**The data**
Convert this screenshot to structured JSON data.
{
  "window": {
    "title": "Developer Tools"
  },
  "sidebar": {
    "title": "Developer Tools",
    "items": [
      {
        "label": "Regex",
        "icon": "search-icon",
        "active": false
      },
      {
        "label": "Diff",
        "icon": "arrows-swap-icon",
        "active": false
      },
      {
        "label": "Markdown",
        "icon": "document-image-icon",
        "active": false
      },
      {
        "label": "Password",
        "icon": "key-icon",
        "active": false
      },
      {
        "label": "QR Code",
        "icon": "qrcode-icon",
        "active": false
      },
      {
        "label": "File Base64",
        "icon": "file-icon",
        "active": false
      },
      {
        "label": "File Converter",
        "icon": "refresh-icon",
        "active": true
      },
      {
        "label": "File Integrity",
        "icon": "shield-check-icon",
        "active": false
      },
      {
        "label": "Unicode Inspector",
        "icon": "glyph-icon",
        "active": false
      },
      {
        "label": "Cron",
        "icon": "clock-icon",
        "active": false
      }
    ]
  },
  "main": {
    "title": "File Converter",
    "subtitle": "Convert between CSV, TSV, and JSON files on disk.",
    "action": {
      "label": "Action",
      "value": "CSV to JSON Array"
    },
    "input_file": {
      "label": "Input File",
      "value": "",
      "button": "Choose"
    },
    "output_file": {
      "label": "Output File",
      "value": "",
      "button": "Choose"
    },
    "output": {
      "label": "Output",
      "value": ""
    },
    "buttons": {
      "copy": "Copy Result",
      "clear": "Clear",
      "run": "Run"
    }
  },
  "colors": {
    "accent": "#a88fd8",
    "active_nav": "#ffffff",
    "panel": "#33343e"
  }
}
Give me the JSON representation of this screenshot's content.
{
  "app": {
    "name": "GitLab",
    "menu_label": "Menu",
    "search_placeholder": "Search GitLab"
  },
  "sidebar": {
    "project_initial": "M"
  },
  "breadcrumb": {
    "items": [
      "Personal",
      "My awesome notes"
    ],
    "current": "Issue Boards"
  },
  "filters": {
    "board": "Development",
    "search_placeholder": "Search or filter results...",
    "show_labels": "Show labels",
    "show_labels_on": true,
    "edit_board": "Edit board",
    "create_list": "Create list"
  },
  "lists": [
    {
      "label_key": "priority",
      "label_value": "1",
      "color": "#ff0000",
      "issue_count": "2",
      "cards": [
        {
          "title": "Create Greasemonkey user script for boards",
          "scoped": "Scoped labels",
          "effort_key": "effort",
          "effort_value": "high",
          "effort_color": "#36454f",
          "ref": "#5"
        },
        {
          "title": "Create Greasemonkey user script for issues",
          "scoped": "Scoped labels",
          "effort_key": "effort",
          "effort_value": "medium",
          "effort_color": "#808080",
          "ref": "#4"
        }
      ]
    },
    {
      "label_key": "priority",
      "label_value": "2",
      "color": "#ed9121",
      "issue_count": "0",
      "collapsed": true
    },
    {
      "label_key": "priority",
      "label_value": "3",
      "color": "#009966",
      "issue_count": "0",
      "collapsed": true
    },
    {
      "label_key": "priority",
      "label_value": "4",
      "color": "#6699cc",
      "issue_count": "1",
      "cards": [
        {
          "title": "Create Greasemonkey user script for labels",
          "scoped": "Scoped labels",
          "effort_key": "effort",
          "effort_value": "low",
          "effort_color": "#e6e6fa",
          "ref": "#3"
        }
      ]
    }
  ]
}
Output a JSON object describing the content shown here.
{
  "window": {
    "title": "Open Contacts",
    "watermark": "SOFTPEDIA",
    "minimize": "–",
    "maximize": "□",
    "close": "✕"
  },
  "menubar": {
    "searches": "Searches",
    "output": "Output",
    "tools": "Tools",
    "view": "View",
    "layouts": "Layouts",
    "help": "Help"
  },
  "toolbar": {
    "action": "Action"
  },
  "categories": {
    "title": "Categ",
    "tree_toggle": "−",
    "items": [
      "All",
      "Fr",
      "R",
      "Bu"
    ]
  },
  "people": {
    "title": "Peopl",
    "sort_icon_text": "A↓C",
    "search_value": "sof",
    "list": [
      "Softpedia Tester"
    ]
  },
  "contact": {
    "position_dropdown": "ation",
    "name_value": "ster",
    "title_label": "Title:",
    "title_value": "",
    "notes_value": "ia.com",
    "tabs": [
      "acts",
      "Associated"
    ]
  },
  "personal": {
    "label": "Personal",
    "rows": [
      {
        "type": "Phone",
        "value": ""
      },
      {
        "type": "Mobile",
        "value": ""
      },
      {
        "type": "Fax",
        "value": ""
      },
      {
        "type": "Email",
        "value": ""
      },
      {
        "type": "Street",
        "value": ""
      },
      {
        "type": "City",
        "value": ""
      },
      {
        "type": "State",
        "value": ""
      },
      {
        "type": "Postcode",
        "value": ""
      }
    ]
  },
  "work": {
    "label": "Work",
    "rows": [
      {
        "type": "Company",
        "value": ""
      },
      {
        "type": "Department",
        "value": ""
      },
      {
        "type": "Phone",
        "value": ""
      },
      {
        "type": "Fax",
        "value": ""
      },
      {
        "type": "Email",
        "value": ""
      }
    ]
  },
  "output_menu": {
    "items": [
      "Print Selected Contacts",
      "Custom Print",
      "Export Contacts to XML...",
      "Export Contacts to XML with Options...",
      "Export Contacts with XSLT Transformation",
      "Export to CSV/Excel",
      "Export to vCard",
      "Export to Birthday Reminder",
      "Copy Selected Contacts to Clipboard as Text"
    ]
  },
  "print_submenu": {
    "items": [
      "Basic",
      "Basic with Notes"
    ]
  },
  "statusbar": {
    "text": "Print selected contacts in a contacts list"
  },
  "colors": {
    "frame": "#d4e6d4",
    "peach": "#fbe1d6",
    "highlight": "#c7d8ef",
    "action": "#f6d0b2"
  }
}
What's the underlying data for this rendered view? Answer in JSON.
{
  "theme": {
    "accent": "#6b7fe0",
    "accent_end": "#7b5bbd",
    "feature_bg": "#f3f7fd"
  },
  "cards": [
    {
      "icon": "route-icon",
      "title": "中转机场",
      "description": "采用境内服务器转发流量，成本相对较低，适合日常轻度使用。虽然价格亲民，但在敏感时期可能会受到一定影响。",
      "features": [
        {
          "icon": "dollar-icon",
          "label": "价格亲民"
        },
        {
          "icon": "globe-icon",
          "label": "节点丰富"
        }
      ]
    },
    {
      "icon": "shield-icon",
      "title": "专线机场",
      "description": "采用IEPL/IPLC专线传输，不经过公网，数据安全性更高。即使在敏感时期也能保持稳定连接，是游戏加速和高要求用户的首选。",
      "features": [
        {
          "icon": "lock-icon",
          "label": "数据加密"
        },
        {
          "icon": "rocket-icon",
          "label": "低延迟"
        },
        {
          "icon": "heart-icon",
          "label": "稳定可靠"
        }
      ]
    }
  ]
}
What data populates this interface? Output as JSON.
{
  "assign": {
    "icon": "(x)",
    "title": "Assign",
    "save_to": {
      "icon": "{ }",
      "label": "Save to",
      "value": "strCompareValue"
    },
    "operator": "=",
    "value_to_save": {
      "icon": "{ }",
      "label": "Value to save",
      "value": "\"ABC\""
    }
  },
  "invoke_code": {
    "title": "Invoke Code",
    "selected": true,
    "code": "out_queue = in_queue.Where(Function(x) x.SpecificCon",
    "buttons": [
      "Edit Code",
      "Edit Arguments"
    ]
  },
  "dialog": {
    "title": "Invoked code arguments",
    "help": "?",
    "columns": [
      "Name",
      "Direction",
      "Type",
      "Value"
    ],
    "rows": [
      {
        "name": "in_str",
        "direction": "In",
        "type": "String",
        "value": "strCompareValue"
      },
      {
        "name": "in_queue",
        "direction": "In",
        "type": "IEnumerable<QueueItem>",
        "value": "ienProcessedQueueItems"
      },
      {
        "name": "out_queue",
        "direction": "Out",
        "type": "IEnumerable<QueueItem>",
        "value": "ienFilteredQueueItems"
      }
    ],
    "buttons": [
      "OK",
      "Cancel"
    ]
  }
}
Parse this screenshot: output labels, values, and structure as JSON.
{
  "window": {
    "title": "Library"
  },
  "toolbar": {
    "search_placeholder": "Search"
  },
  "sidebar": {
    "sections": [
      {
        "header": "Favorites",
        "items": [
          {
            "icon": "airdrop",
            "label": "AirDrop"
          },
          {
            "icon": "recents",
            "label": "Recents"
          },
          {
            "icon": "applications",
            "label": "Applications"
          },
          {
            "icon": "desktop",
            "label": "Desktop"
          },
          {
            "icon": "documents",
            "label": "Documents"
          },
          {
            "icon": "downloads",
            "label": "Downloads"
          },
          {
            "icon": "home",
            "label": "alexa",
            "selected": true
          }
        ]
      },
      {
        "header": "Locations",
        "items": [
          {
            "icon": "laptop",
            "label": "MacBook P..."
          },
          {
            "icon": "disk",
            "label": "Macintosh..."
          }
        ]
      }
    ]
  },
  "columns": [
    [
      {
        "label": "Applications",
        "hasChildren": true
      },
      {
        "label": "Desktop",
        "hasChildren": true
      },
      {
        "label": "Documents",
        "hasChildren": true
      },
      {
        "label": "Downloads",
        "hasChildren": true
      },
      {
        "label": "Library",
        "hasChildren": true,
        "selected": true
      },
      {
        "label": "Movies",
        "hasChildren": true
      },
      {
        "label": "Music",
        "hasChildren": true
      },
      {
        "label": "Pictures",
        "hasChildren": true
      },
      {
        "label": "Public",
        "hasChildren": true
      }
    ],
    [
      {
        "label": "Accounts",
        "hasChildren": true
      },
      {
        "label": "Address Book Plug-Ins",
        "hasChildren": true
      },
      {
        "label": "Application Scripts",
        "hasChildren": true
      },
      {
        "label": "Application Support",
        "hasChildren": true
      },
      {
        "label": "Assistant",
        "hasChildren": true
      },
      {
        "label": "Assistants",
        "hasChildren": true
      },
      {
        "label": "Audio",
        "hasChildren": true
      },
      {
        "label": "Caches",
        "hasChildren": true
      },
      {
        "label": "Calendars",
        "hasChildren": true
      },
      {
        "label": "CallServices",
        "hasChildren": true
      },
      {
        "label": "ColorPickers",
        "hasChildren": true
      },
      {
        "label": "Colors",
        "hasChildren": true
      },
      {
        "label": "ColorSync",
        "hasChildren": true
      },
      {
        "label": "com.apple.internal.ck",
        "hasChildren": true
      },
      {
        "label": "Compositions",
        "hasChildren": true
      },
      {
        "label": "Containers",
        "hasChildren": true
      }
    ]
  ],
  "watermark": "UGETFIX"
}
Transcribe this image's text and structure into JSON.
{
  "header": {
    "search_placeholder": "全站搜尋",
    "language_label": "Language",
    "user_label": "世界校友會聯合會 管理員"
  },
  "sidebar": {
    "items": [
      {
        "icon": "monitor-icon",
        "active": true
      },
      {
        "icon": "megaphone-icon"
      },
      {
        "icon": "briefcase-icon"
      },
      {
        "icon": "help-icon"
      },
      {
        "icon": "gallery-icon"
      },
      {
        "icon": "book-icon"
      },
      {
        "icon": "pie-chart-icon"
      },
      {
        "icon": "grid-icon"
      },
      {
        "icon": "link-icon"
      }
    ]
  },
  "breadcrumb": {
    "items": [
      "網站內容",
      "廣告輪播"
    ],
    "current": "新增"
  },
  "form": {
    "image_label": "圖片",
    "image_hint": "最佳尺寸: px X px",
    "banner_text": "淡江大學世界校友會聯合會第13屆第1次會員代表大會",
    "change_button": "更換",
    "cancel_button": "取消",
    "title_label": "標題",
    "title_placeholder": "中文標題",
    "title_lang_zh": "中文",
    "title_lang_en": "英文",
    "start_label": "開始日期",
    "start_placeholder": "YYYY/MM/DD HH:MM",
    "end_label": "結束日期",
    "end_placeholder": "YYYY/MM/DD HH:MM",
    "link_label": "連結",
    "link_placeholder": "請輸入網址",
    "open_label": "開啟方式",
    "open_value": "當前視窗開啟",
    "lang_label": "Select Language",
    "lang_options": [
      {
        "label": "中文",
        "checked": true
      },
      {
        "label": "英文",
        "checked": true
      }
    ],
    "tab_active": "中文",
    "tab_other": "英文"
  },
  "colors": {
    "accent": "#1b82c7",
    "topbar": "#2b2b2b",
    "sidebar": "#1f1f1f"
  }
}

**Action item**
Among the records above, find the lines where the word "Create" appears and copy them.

**Solution for this problem**
    "create_list": "Create list"
          "title": "Create Greasemonkey user script for boards",
          "title": "Create Greasemonkey user script for issues",
          "title": "Create Greasemonkey user script for labels",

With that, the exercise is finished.